Viken MK, Amundsen SS, Kvien TK, Boberg KM, Gilboe IM, Lilleby V, et al. Association analysis of the 1858C>T polymorphism in the PTPN22 gene in juvenile idiopathic arthritis and other autoimmune diseases. Genes Immun. 2005;6(3):271-3. doi: 10.1038/sj.gene.6364178. [PubMed: 15759012].
Aksoy R, Duman T, Keskin O, Duzgun N. No association of PTPN22 R620W gene polymorphism with rheumatic heart disease and systemic lupus erythematosus. Mol Biol Rep. 2011;38(8):5393-6. doi: 10.1007/s11033-011-0692-7. [PubMed: 21384170].
Feng X, Li YZ, Zhang Y, Bao SM, Tong DW, Zhang SL, et al. Association of the PTPN22 gene (-1123G > C) polymorphism with rheumatoid arthritis in Chinese patients.

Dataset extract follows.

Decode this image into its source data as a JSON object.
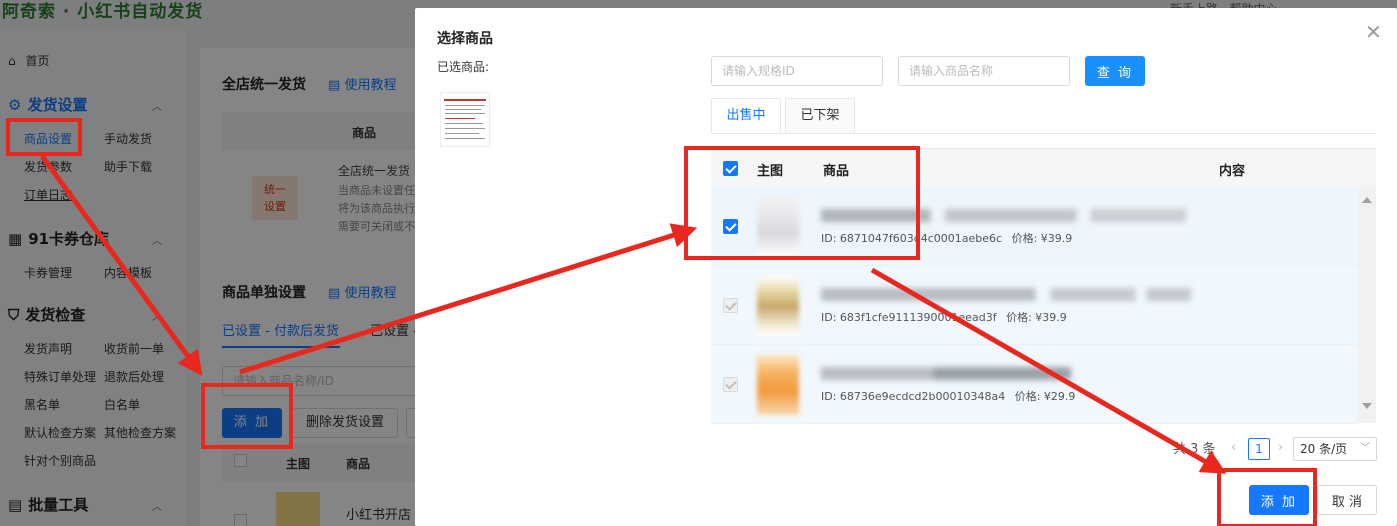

Tissue Antigens. 2010;76(4):297-300. doi: 10.1111/j.1399-0039.2010.01521.x. [PubMed: 20604892].
Kawasaki E, Awata T, Ikegami H, Kobayashi T, Maruyama T, Nakanishi K, et al. Systematic search for single nucleotide polymorphisms in a lymphoid tyrosine phosphatase gene (PTPN22): association between a promoter polymorphism and type 1 diabetes in Asian populations. Am J Med Genet A. 2006;140(6):586-93. doi: 10.1002/ajmg.a.31124. [PubMed: 16470599].